BEGIN Record excerpts

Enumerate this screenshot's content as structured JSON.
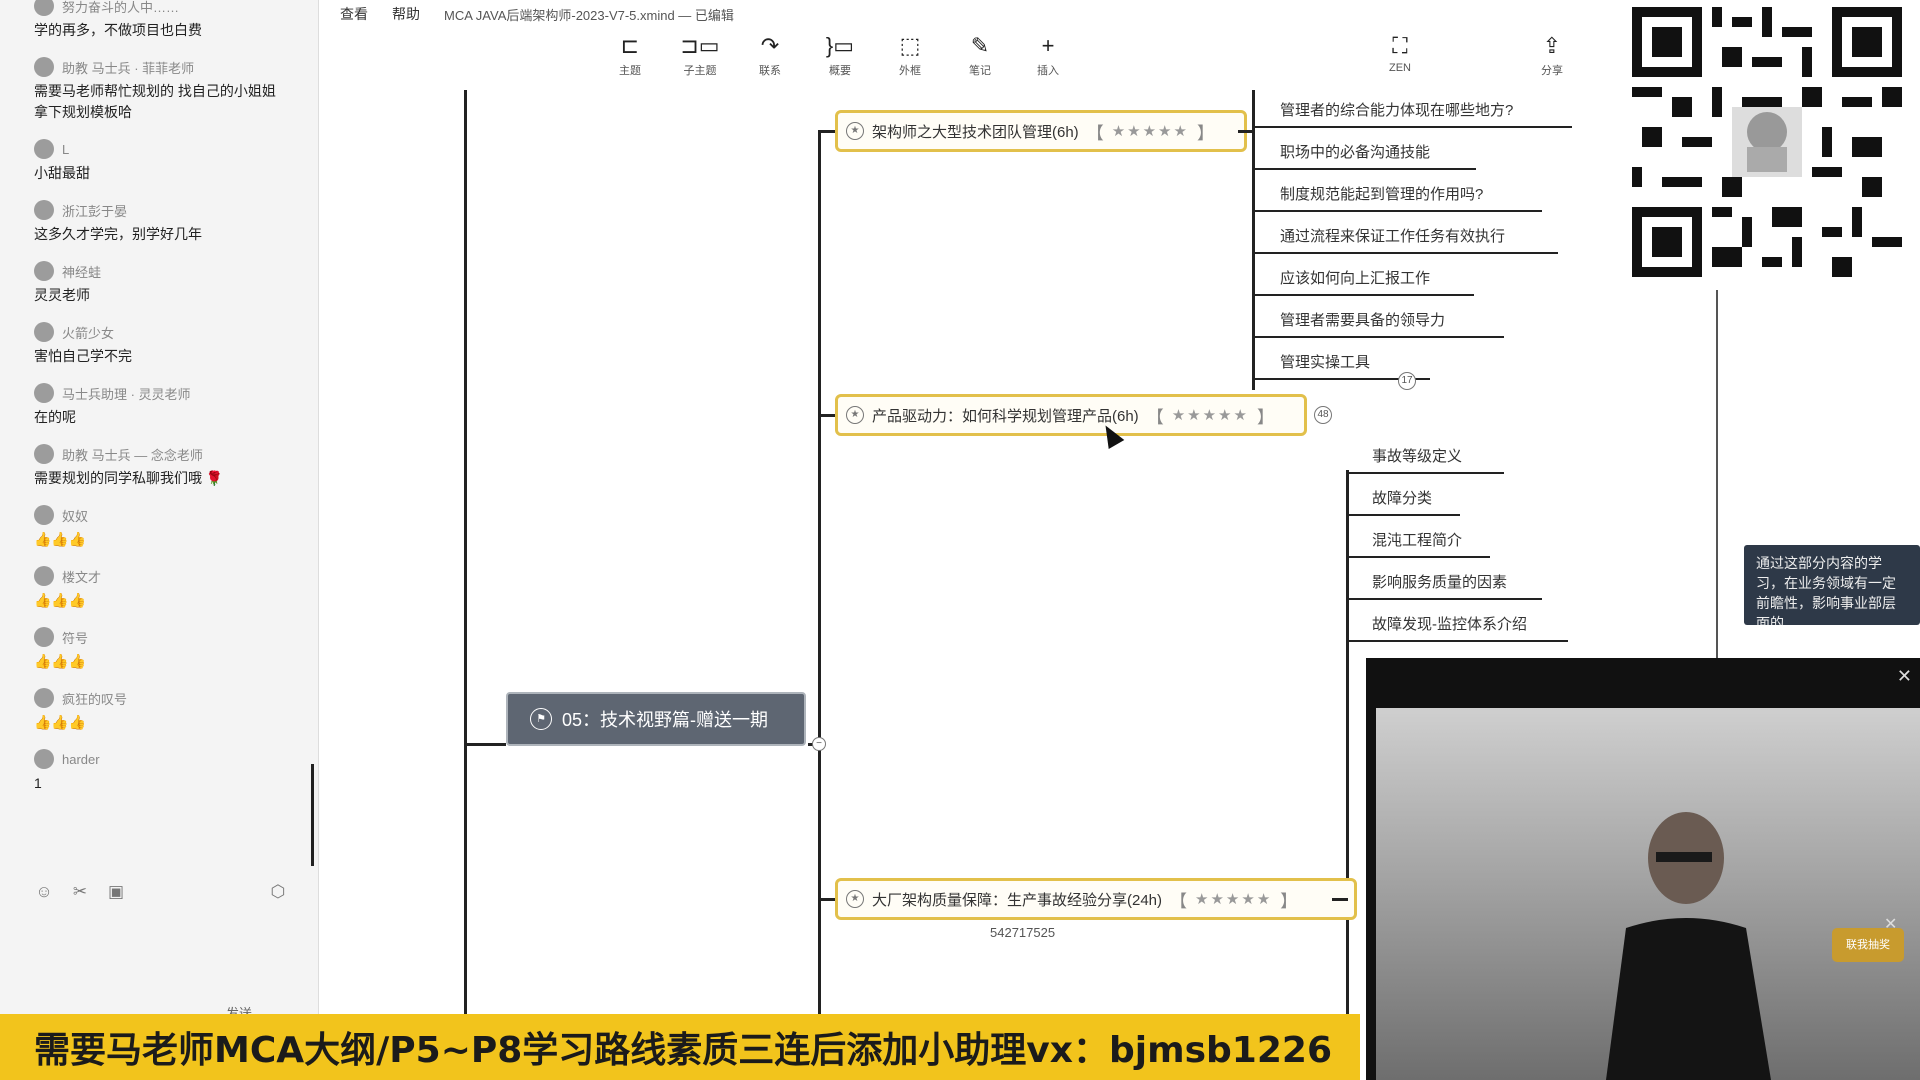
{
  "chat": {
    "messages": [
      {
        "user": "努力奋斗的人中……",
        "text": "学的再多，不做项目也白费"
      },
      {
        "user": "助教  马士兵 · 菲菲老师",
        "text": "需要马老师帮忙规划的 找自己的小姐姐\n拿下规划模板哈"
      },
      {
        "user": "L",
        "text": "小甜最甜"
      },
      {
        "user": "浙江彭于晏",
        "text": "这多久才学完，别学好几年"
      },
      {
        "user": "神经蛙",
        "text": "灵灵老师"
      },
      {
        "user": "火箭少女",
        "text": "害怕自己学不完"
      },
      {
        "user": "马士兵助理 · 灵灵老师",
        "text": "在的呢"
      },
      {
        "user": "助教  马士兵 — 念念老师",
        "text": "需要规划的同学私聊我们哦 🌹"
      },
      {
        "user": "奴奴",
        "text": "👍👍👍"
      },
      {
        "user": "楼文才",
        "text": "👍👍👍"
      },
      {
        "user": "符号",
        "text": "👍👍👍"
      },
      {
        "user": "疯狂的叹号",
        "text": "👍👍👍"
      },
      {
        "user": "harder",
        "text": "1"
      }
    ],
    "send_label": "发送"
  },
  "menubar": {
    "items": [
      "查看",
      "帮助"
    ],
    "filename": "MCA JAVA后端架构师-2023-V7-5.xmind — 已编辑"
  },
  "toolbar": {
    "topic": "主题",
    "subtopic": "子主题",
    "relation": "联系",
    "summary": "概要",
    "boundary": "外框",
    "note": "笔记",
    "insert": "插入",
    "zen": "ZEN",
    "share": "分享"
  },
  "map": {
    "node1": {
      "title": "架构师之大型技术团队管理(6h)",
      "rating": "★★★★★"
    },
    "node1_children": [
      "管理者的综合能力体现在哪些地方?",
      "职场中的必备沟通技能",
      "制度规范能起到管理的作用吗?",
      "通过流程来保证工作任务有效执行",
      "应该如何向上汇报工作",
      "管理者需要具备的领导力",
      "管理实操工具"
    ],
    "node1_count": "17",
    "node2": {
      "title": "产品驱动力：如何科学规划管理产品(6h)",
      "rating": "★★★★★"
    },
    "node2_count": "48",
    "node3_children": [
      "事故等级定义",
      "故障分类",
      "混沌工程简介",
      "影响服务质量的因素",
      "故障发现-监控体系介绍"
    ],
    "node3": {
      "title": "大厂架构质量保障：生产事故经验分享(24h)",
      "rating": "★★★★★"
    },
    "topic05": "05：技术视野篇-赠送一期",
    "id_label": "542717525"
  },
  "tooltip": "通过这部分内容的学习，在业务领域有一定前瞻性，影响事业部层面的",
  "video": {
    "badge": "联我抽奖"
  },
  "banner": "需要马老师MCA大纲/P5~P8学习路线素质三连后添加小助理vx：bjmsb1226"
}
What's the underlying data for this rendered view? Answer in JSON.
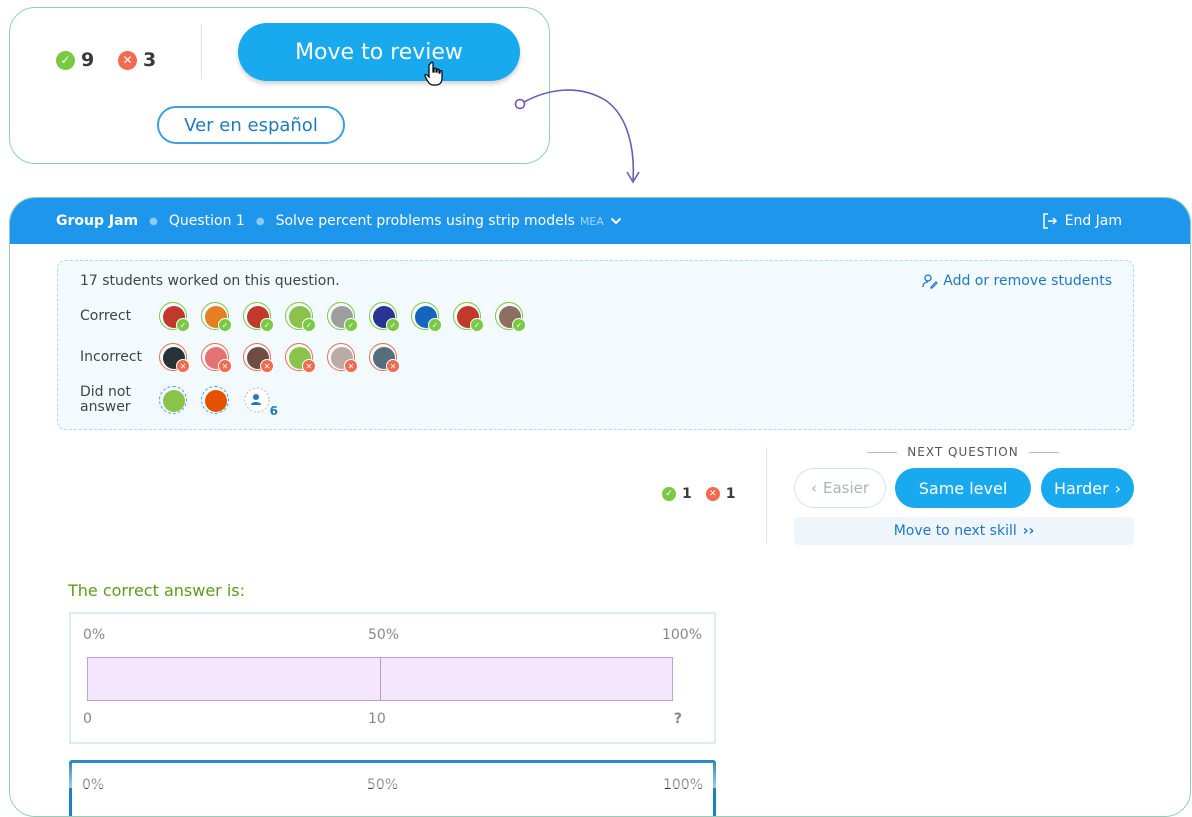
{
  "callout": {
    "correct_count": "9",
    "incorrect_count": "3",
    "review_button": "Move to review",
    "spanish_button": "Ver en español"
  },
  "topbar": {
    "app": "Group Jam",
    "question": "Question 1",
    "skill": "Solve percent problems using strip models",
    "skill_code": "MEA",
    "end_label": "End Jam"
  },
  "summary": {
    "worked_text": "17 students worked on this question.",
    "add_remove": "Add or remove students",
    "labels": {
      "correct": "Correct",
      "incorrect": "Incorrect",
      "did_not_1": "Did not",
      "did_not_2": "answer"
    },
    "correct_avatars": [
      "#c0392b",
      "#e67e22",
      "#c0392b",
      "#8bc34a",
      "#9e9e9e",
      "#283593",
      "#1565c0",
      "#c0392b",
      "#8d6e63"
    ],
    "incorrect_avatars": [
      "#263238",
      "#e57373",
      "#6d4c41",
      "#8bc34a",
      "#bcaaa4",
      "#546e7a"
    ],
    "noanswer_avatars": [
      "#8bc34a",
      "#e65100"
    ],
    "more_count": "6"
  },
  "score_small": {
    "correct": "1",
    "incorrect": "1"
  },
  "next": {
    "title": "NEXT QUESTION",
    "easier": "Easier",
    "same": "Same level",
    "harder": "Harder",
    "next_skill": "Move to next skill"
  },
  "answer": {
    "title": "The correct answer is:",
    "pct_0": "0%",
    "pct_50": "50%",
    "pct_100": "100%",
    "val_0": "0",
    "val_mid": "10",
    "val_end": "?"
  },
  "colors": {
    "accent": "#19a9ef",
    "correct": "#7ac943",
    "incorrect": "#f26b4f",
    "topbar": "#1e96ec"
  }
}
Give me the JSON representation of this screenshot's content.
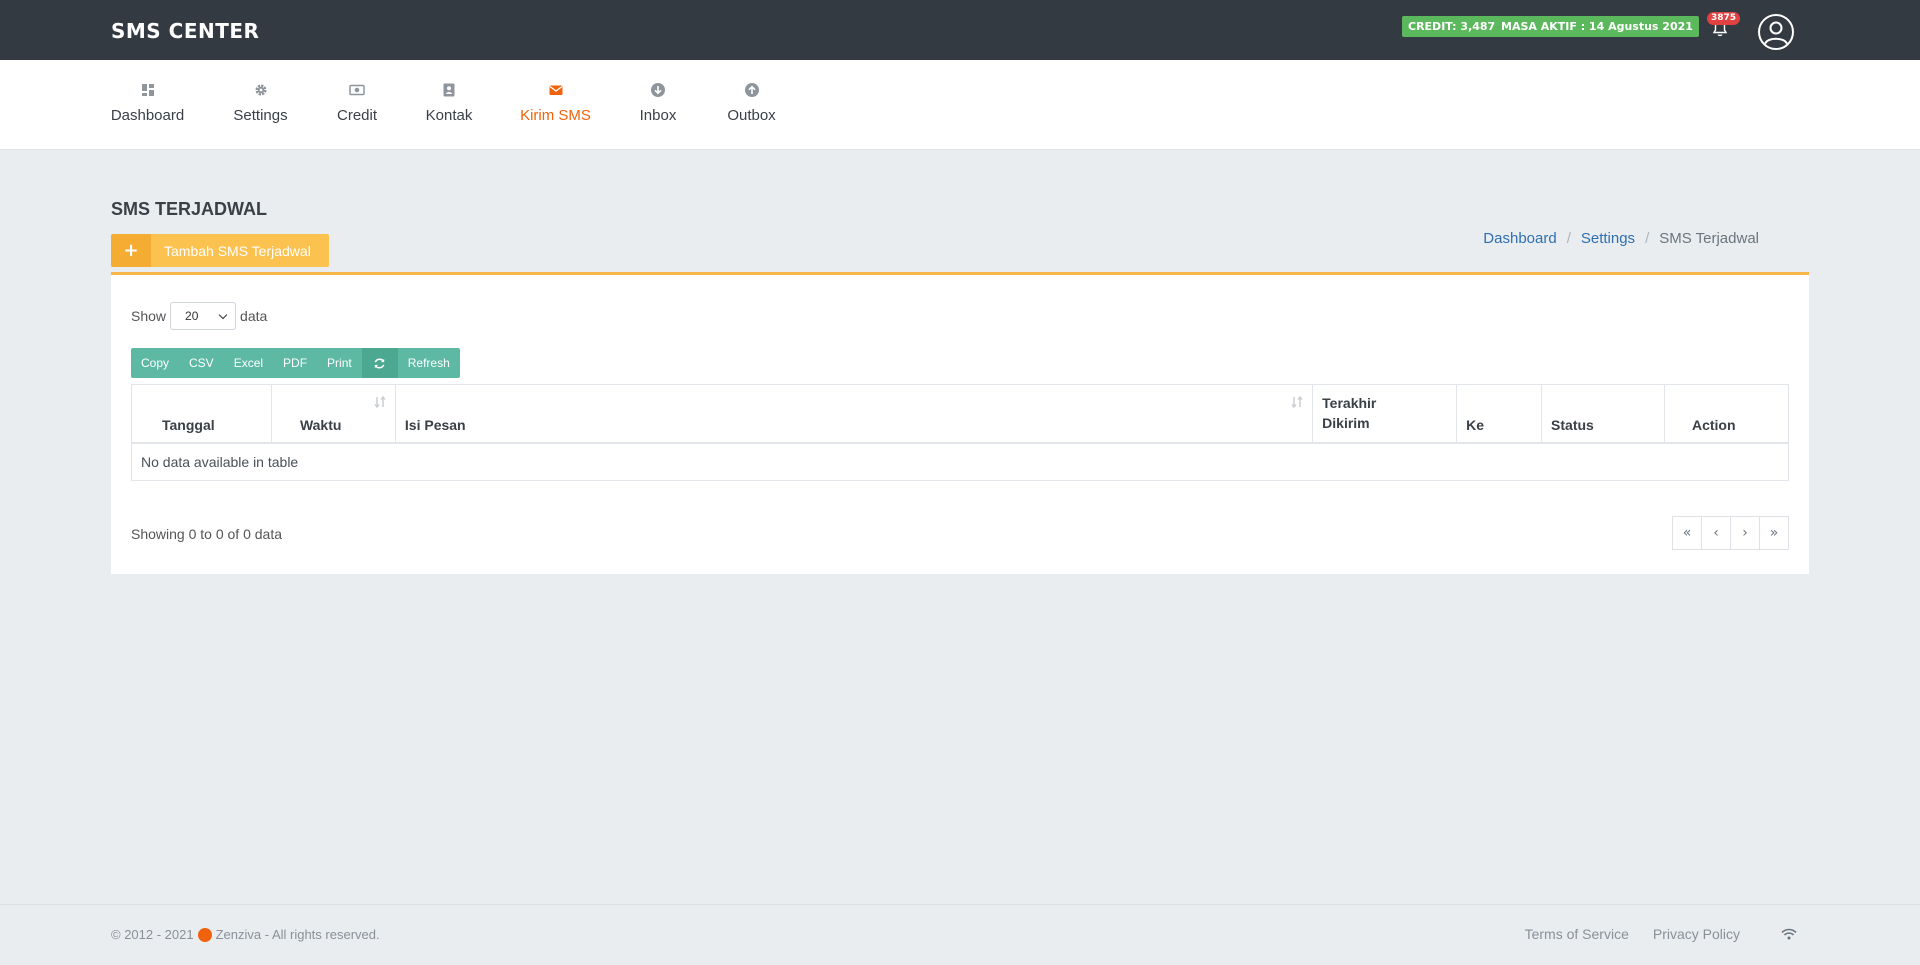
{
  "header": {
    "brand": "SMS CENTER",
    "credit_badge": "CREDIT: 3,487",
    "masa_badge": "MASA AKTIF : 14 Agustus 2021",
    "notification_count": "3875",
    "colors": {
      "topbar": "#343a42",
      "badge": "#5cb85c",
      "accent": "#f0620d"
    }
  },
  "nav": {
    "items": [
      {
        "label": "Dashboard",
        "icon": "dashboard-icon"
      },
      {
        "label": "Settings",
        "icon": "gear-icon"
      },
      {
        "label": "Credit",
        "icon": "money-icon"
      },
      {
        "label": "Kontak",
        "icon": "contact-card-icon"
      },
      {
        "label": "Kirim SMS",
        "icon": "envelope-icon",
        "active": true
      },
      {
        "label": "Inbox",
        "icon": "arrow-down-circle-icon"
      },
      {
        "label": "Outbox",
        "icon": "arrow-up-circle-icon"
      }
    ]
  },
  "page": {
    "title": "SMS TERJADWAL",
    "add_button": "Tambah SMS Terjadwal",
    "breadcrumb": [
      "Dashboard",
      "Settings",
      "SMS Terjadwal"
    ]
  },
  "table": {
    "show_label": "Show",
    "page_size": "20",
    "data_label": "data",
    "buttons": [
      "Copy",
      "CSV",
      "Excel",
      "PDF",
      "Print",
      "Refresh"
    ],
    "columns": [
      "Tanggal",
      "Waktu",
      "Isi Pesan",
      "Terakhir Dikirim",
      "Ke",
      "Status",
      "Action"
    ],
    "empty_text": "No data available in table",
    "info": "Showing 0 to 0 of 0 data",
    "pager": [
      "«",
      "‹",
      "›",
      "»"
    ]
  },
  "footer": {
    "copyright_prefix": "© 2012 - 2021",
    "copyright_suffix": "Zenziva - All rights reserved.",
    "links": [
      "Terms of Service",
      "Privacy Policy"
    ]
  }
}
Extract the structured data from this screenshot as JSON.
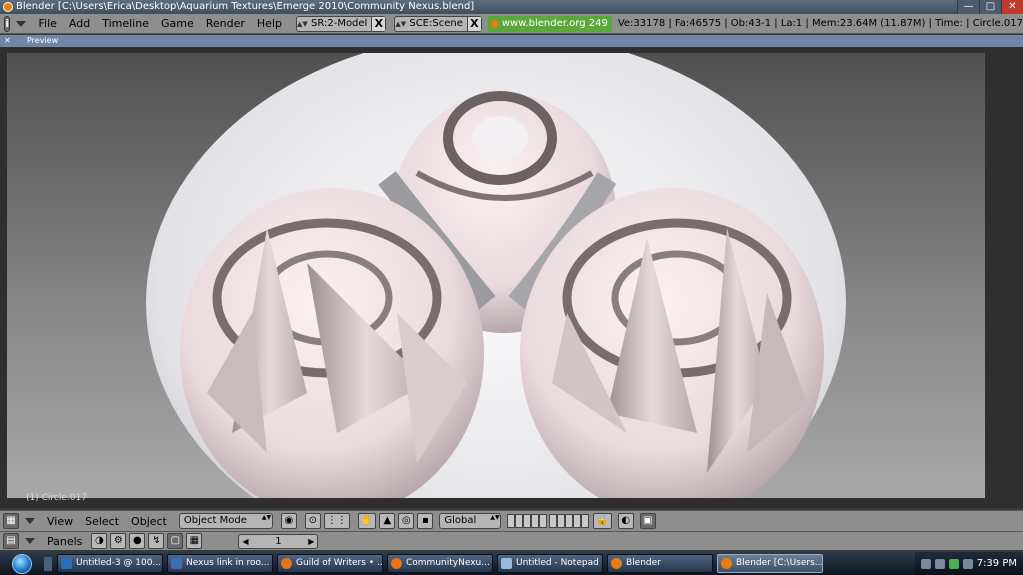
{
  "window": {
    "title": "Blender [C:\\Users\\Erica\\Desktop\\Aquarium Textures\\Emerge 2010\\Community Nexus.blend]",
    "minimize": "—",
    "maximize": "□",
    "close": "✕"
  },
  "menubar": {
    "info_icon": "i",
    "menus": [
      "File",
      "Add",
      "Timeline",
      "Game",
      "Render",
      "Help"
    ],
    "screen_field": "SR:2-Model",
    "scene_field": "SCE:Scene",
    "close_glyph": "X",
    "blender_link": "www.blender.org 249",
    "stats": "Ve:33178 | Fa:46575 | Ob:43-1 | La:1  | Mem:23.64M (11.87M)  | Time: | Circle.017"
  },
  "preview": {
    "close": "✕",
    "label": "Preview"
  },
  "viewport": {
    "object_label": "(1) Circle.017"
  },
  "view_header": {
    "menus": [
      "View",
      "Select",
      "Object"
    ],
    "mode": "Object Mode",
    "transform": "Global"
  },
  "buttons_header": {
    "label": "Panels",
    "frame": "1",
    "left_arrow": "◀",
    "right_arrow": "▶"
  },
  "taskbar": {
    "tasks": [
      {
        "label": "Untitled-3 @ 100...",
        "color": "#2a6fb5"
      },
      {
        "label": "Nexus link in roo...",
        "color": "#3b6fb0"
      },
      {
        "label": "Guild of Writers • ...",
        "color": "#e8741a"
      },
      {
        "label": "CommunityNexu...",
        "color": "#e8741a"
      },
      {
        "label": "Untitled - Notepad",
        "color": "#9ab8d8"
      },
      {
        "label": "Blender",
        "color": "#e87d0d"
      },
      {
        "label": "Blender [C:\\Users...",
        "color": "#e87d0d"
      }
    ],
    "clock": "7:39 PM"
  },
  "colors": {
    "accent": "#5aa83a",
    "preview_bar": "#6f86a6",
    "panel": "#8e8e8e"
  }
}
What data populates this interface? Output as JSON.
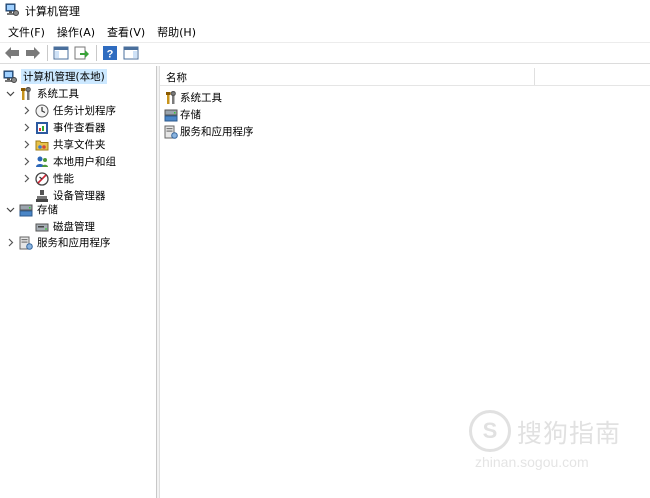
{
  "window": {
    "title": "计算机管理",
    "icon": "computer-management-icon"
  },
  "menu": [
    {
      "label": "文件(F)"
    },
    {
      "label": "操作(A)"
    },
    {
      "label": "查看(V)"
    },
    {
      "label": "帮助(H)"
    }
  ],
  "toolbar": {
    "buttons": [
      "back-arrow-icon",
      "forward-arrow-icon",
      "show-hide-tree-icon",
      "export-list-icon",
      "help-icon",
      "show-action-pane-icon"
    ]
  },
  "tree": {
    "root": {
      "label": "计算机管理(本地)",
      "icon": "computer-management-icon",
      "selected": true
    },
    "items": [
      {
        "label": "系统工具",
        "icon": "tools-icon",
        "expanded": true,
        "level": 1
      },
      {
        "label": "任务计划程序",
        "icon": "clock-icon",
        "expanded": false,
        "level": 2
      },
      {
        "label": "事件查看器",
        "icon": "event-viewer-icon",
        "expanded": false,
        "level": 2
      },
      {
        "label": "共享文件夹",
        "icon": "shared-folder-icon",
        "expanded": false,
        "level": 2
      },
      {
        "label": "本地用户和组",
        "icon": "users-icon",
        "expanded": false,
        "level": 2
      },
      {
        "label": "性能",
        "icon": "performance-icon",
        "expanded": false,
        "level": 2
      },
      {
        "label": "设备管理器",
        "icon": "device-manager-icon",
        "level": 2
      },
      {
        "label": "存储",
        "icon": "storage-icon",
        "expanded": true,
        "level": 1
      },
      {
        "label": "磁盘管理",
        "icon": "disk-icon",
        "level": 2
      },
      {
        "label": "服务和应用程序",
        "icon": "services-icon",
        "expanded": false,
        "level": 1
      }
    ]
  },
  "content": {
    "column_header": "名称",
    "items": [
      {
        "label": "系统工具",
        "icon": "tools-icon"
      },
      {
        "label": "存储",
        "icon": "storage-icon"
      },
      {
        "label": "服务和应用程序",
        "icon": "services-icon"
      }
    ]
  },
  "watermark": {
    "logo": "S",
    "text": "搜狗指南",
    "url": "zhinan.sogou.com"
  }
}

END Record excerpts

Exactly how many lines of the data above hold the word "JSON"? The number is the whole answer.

Exercise solution
5